Year of Publication


Degree Name

Doctor of Philosophy (PhD)

Document Type

Doctoral Dissertation




Computer Science

First Advisor

Dr. Brent Seales


Skills assessment in Minimally Invasive Surgery (MIS) has been a challenge for training centers for a long time. The emerging maturity of camera-based systems has the potential to transform problems into solutions in many different areas, including MIS. The current evaluation techniques for assessing the performance of surgeons and trainees are direct observation, global assessments, and checklists.
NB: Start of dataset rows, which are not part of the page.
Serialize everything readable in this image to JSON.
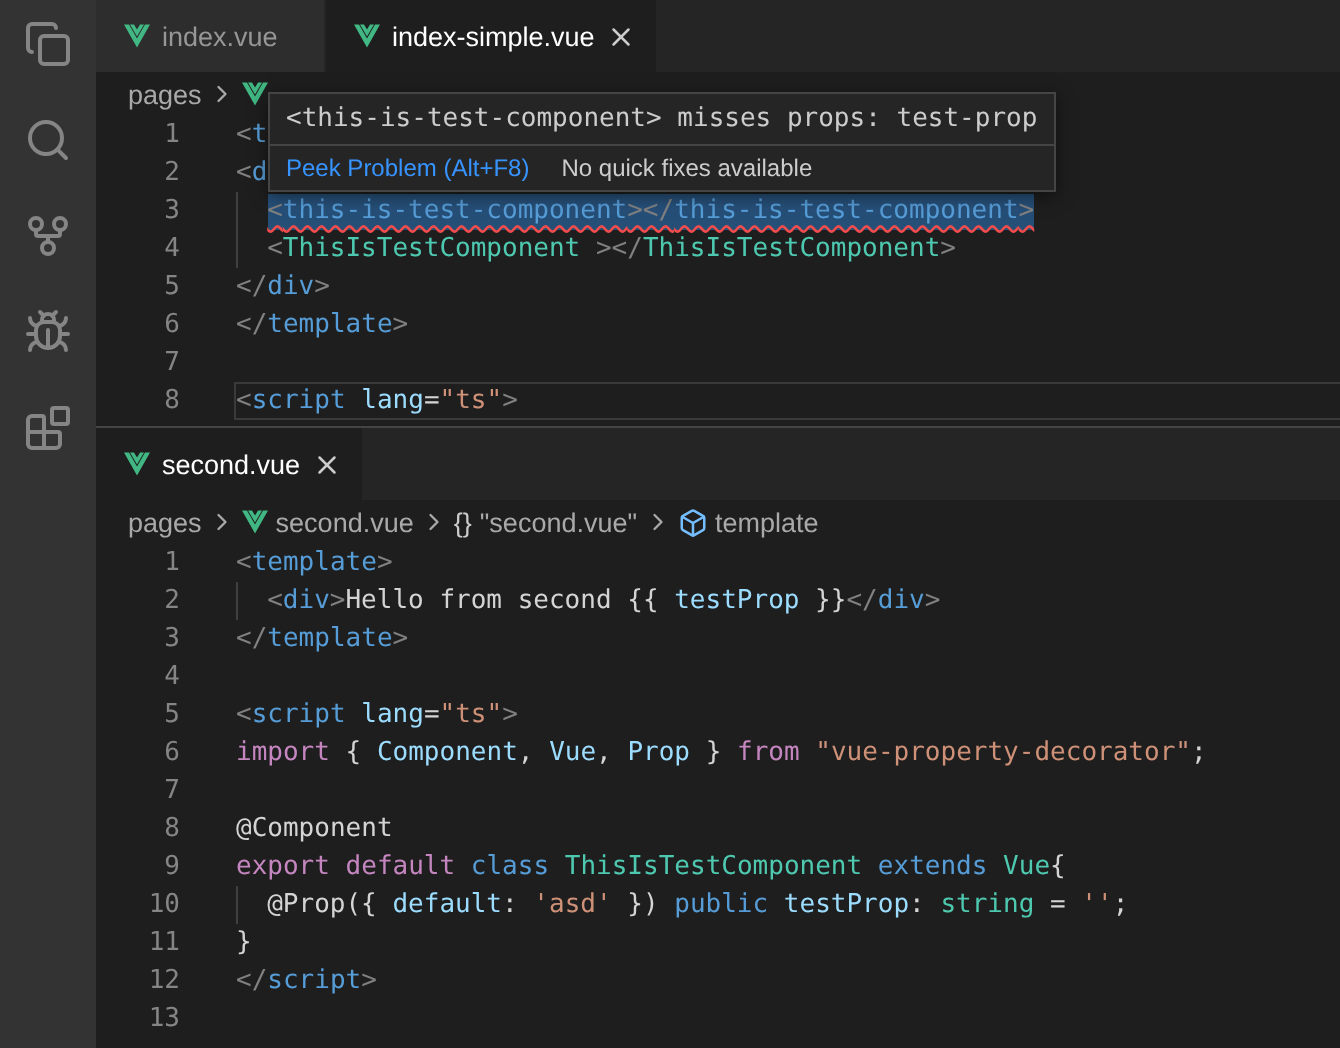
{
  "editors": [
    {
      "tabs": [
        {
          "label": "index.vue",
          "selected": false
        },
        {
          "label": "index-simple.vue",
          "selected": true
        }
      ],
      "breadcrumb": [
        {
          "kind": "folder",
          "text": "pages"
        },
        {
          "kind": "vue"
        }
      ],
      "hover": {
        "message": "<this-is-test-component> misses props: test-prop",
        "action": "Peek Problem (Alt+F8)",
        "note": "No quick fixes available"
      },
      "lines": [
        {
          "number": "1",
          "tokens": [
            {
              "kind": "punct",
              "text": "<"
            },
            {
              "kind": "tag",
              "text": "t"
            }
          ]
        },
        {
          "number": "2",
          "tokens": [
            {
              "kind": "punct",
              "text": "<"
            },
            {
              "kind": "tag",
              "text": "d"
            }
          ]
        },
        {
          "number": "3",
          "indented": true,
          "problem": true,
          "tokens": [
            {
              "kind": "punct",
              "text": "<"
            },
            {
              "kind": "tag",
              "text": "this-is-test-component"
            },
            {
              "kind": "punct",
              "text": "></"
            },
            {
              "kind": "tag",
              "text": "this-is-test-component"
            },
            {
              "kind": "punct",
              "text": ">"
            }
          ]
        },
        {
          "number": "4",
          "indented": true,
          "tokens": [
            {
              "kind": "punct",
              "text": "<"
            },
            {
              "kind": "type",
              "text": "ThisIsTestComponent"
            },
            {
              "kind": "punct",
              "text": " ></"
            },
            {
              "kind": "type",
              "text": "ThisIsTestComponent"
            },
            {
              "kind": "punct",
              "text": ">"
            }
          ]
        },
        {
          "number": "5",
          "tokens": [
            {
              "kind": "punct",
              "text": "</"
            },
            {
              "kind": "tag",
              "text": "div"
            },
            {
              "kind": "punct",
              "text": ">"
            }
          ]
        },
        {
          "number": "6",
          "tokens": [
            {
              "kind": "punct",
              "text": "</"
            },
            {
              "kind": "tag",
              "text": "template"
            },
            {
              "kind": "punct",
              "text": ">"
            }
          ]
        },
        {
          "number": "7"
        },
        {
          "number": "8",
          "current": true,
          "tokens": [
            {
              "kind": "punct",
              "text": "<"
            },
            {
              "kind": "tag",
              "text": "script "
            },
            {
              "kind": "attr",
              "text": "lang"
            },
            {
              "kind": "text",
              "text": "="
            },
            {
              "kind": "string",
              "text": "\"ts\""
            },
            {
              "kind": "punct",
              "text": ">"
            }
          ]
        }
      ]
    },
    {
      "tabs": [
        {
          "label": "second.vue",
          "selected": true
        }
      ],
      "breadcrumb": [
        {
          "kind": "folder",
          "text": "pages"
        },
        {
          "kind": "vue",
          "text": "second.vue"
        },
        {
          "kind": "braces",
          "glyph": "{}",
          "text": "\"second.vue\""
        },
        {
          "kind": "element",
          "text": "template"
        }
      ],
      "lines": [
        {
          "number": "1",
          "tokens": [
            {
              "kind": "punct",
              "text": "<"
            },
            {
              "kind": "tag",
              "text": "template"
            },
            {
              "kind": "punct",
              "text": ">"
            }
          ]
        },
        {
          "number": "2",
          "indented": true,
          "tokens": [
            {
              "kind": "punct",
              "text": "<"
            },
            {
              "kind": "tag",
              "text": "div"
            },
            {
              "kind": "punct",
              "text": ">"
            },
            {
              "kind": "text",
              "text": "Hello from second {{ "
            },
            {
              "kind": "attr",
              "text": "testProp"
            },
            {
              "kind": "text",
              "text": " }}"
            },
            {
              "kind": "punct",
              "text": "</"
            },
            {
              "kind": "tag",
              "text": "div"
            },
            {
              "kind": "punct",
              "text": ">"
            }
          ]
        },
        {
          "number": "3",
          "tokens": [
            {
              "kind": "punct",
              "text": "</"
            },
            {
              "kind": "tag",
              "text": "template"
            },
            {
              "kind": "punct",
              "text": ">"
            }
          ]
        },
        {
          "number": "4"
        },
        {
          "number": "5",
          "tokens": [
            {
              "kind": "punct",
              "text": "<"
            },
            {
              "kind": "tag",
              "text": "script "
            },
            {
              "kind": "attr",
              "text": "lang"
            },
            {
              "kind": "text",
              "text": "="
            },
            {
              "kind": "string",
              "text": "\"ts\""
            },
            {
              "kind": "punct",
              "text": ">"
            }
          ]
        },
        {
          "number": "6",
          "tokens": [
            {
              "kind": "control",
              "text": "import"
            },
            {
              "kind": "text",
              "text": " { "
            },
            {
              "kind": "attr",
              "text": "Component"
            },
            {
              "kind": "text",
              "text": ", "
            },
            {
              "kind": "attr",
              "text": "Vue"
            },
            {
              "kind": "text",
              "text": ", "
            },
            {
              "kind": "attr",
              "text": "Prop"
            },
            {
              "kind": "text",
              "text": " } "
            },
            {
              "kind": "control",
              "text": "from "
            },
            {
              "kind": "string",
              "text": "\"vue-property-decorator\""
            },
            {
              "kind": "text",
              "text": ";"
            }
          ]
        },
        {
          "number": "7"
        },
        {
          "number": "8",
          "tokens": [
            {
              "kind": "text",
              "text": "@Component"
            }
          ]
        },
        {
          "number": "9",
          "tokens": [
            {
              "kind": "control",
              "text": "export default "
            },
            {
              "kind": "keyword",
              "text": "class "
            },
            {
              "kind": "type",
              "text": "ThisIsTestComponent "
            },
            {
              "kind": "keyword",
              "text": "extends "
            },
            {
              "kind": "type",
              "text": "Vue"
            },
            {
              "kind": "text",
              "text": "{"
            }
          ]
        },
        {
          "number": "10",
          "indented": true,
          "tokens": [
            {
              "kind": "text",
              "text": "@Prop({ "
            },
            {
              "kind": "attr",
              "text": "default"
            },
            {
              "kind": "text",
              "text": ": "
            },
            {
              "kind": "string",
              "text": "'asd'"
            },
            {
              "kind": "text",
              "text": " }) "
            },
            {
              "kind": "keyword",
              "text": "public "
            },
            {
              "kind": "attr",
              "text": "testProp"
            },
            {
              "kind": "text",
              "text": ": "
            },
            {
              "kind": "type",
              "text": "string"
            },
            {
              "kind": "text",
              "text": " = "
            },
            {
              "kind": "string",
              "text": "''"
            },
            {
              "kind": "text",
              "text": ";"
            }
          ]
        },
        {
          "number": "11",
          "tokens": [
            {
              "kind": "text",
              "text": "}"
            }
          ]
        },
        {
          "number": "12",
          "tokens": [
            {
              "kind": "punct",
              "text": "</"
            },
            {
              "kind": "tag",
              "text": "script"
            },
            {
              "kind": "punct",
              "text": ">"
            }
          ]
        },
        {
          "number": "13"
        }
      ]
    }
  ]
}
These techniques are mostly subjective and can, therefore, involve a margin of bias.

The current automated approaches are all implemented using mechanical or electromagnetic sensors, which suffer limitations and influence the surgeon’s motion. Thus, evaluating the skills of the MIS surgeons and trainees objectively has become an increasing concern. In this work, we integrate and coordinate multiple camera sensors to assess the performance of MIS trainees and surgeons.
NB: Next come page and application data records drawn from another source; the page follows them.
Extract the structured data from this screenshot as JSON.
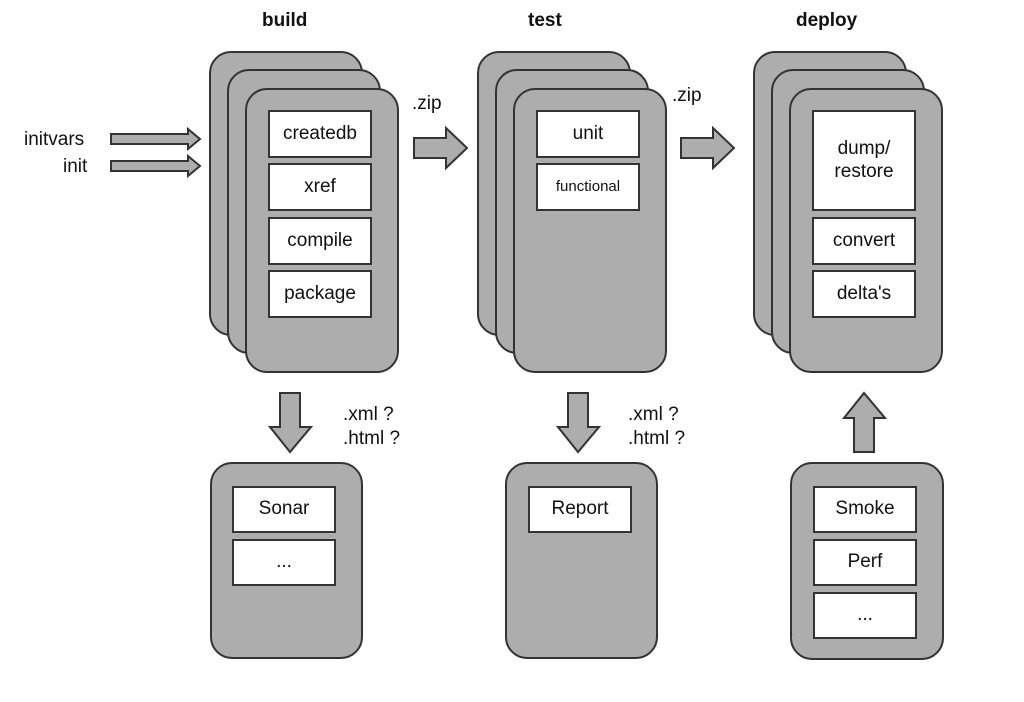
{
  "stages": [
    {
      "title": "build",
      "steps": [
        "createdb",
        "xref",
        "compile",
        "package"
      ]
    },
    {
      "title": "test",
      "steps": [
        "unit",
        "functional"
      ]
    },
    {
      "title": "deploy",
      "steps": [
        "dump/\nrestore",
        "convert",
        "delta's"
      ]
    }
  ],
  "inputs": [
    "initvars",
    "init"
  ],
  "artifacts": [
    ".zip",
    ".zip"
  ],
  "reports": [
    {
      "formats": [
        ".xml ?",
        ".html ?"
      ],
      "items": [
        "Sonar",
        "..."
      ]
    },
    {
      "formats": [
        ".xml ?",
        ".html ?"
      ],
      "items": [
        "Report"
      ]
    },
    {
      "items": [
        "Smoke",
        "Perf",
        "..."
      ]
    }
  ],
  "colors": {
    "card_fill": "#adadad",
    "stroke": "#333333",
    "box_fill": "#ffffff"
  }
}
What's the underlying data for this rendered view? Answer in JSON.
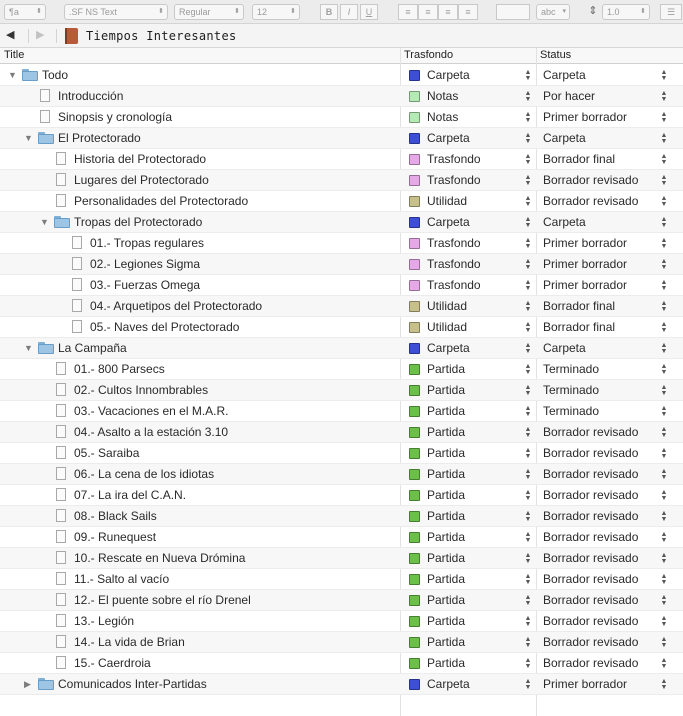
{
  "format_bar": {
    "paragraph_style": "¶a",
    "font_name": ".SF NS Text",
    "font_weight": "Regular",
    "font_size": "12",
    "bold": "B",
    "italic": "I",
    "underline": "U",
    "spell": "abc",
    "line_spacing": "1.0"
  },
  "header": {
    "back_icon": "◀",
    "forward_icon": "▶",
    "title": "Tiempos Interesantes"
  },
  "columns": {
    "title": "Title",
    "trasfondo": "Trasfondo",
    "status": "Status"
  },
  "colors": {
    "Carpeta": "#3d4fd6",
    "Notas": "#b4ebb4",
    "Trasfondo": "#e6a8e6",
    "Utilidad": "#c8c08a",
    "Partida": "#6cc04a"
  },
  "rows": [
    {
      "title": "Todo",
      "type": "folder",
      "level": 0,
      "expanded": true,
      "trasfondo": "Carpeta",
      "status": "Carpeta"
    },
    {
      "title": "Introducción",
      "type": "page",
      "level": 1,
      "trasfondo": "Notas",
      "status": "Por hacer"
    },
    {
      "title": "Sinopsis y cronología",
      "type": "page",
      "level": 1,
      "trasfondo": "Notas",
      "status": "Primer borrador"
    },
    {
      "title": "El Protectorado",
      "type": "folder",
      "level": 1,
      "expanded": true,
      "trasfondo": "Carpeta",
      "status": "Carpeta"
    },
    {
      "title": "Historia del Protectorado",
      "type": "page",
      "level": 2,
      "trasfondo": "Trasfondo",
      "status": "Borrador final"
    },
    {
      "title": "Lugares del Protectorado",
      "type": "page",
      "level": 2,
      "trasfondo": "Trasfondo",
      "status": "Borrador revisado"
    },
    {
      "title": "Personalidades del Protectorado",
      "type": "page",
      "level": 2,
      "trasfondo": "Utilidad",
      "status": "Borrador revisado"
    },
    {
      "title": "Tropas del Protectorado",
      "type": "folder",
      "level": 2,
      "expanded": true,
      "trasfondo": "Carpeta",
      "status": "Carpeta"
    },
    {
      "title": "01.- Tropas regulares",
      "type": "page",
      "level": 3,
      "trasfondo": "Trasfondo",
      "status": "Primer borrador"
    },
    {
      "title": "02.- Legiones Sigma",
      "type": "page",
      "level": 3,
      "trasfondo": "Trasfondo",
      "status": "Primer borrador"
    },
    {
      "title": "03.- Fuerzas Omega",
      "type": "page",
      "level": 3,
      "trasfondo": "Trasfondo",
      "status": "Primer borrador"
    },
    {
      "title": "04.- Arquetipos del Protectorado",
      "type": "page",
      "level": 3,
      "trasfondo": "Utilidad",
      "status": "Borrador final"
    },
    {
      "title": "05.- Naves del Protectorado",
      "type": "page",
      "level": 3,
      "trasfondo": "Utilidad",
      "status": "Borrador final"
    },
    {
      "title": "La Campaña",
      "type": "folder",
      "level": 1,
      "expanded": true,
      "trasfondo": "Carpeta",
      "status": "Carpeta"
    },
    {
      "title": "01.- 800 Parsecs",
      "type": "page",
      "level": 2,
      "trasfondo": "Partida",
      "status": "Terminado"
    },
    {
      "title": "02.- Cultos Innombrables",
      "type": "page",
      "level": 2,
      "trasfondo": "Partida",
      "status": "Terminado"
    },
    {
      "title": "03.- Vacaciones en el M.A.R.",
      "type": "page",
      "level": 2,
      "trasfondo": "Partida",
      "status": "Terminado"
    },
    {
      "title": "04.- Asalto a la estación 3.10",
      "type": "page",
      "level": 2,
      "trasfondo": "Partida",
      "status": "Borrador revisado"
    },
    {
      "title": "05.- Saraiba",
      "type": "page",
      "level": 2,
      "trasfondo": "Partida",
      "status": "Borrador revisado"
    },
    {
      "title": "06.- La cena de los idiotas",
      "type": "page",
      "level": 2,
      "trasfondo": "Partida",
      "status": "Borrador revisado"
    },
    {
      "title": "07.- La ira del C.A.N.",
      "type": "page",
      "level": 2,
      "trasfondo": "Partida",
      "status": "Borrador revisado"
    },
    {
      "title": "08.- Black Sails",
      "type": "page",
      "level": 2,
      "trasfondo": "Partida",
      "status": "Borrador revisado"
    },
    {
      "title": "09.- Runequest",
      "type": "page",
      "level": 2,
      "trasfondo": "Partida",
      "status": "Borrador revisado"
    },
    {
      "title": "10.- Rescate en Nueva Drómina",
      "type": "page",
      "level": 2,
      "trasfondo": "Partida",
      "status": "Borrador revisado"
    },
    {
      "title": "11.- Salto al vacío",
      "type": "page",
      "level": 2,
      "trasfondo": "Partida",
      "status": "Borrador revisado"
    },
    {
      "title": "12.- El puente sobre el río Drenel",
      "type": "page",
      "level": 2,
      "trasfondo": "Partida",
      "status": "Borrador revisado"
    },
    {
      "title": "13.- Legión",
      "type": "page",
      "level": 2,
      "trasfondo": "Partida",
      "status": "Borrador revisado"
    },
    {
      "title": "14.- La vida de Brian",
      "type": "page",
      "level": 2,
      "trasfondo": "Partida",
      "status": "Borrador revisado"
    },
    {
      "title": "15.- Caerdroia",
      "type": "page",
      "level": 2,
      "trasfondo": "Partida",
      "status": "Borrador revisado"
    },
    {
      "title": "Comunicados Inter-Partidas",
      "type": "folder",
      "level": 1,
      "expanded": false,
      "trasfondo": "Carpeta",
      "status": "Primer borrador"
    }
  ]
}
This study aims at developing an objective data-driven assessment that takes advantage of multiple coordinated sensors. The technical framework for the study is a synchronized network of sensors that captures large sets of measures from the training environment. The measures are then, processed to produce a reliable set of individual and composed metrics, coordinated in time, that suggest patterns of skill development. The sensors are non-invasive, real-time, and coordinated over many cues such as, eye movement, external shots of body and instruments, and internal shots of the operative field. The platform is validated by a case study of 17 subjects and 70 sessions. The results show that the platform output is highly accurate and reliable in detecting patterns of skills development and predicting the skill level of the trainees.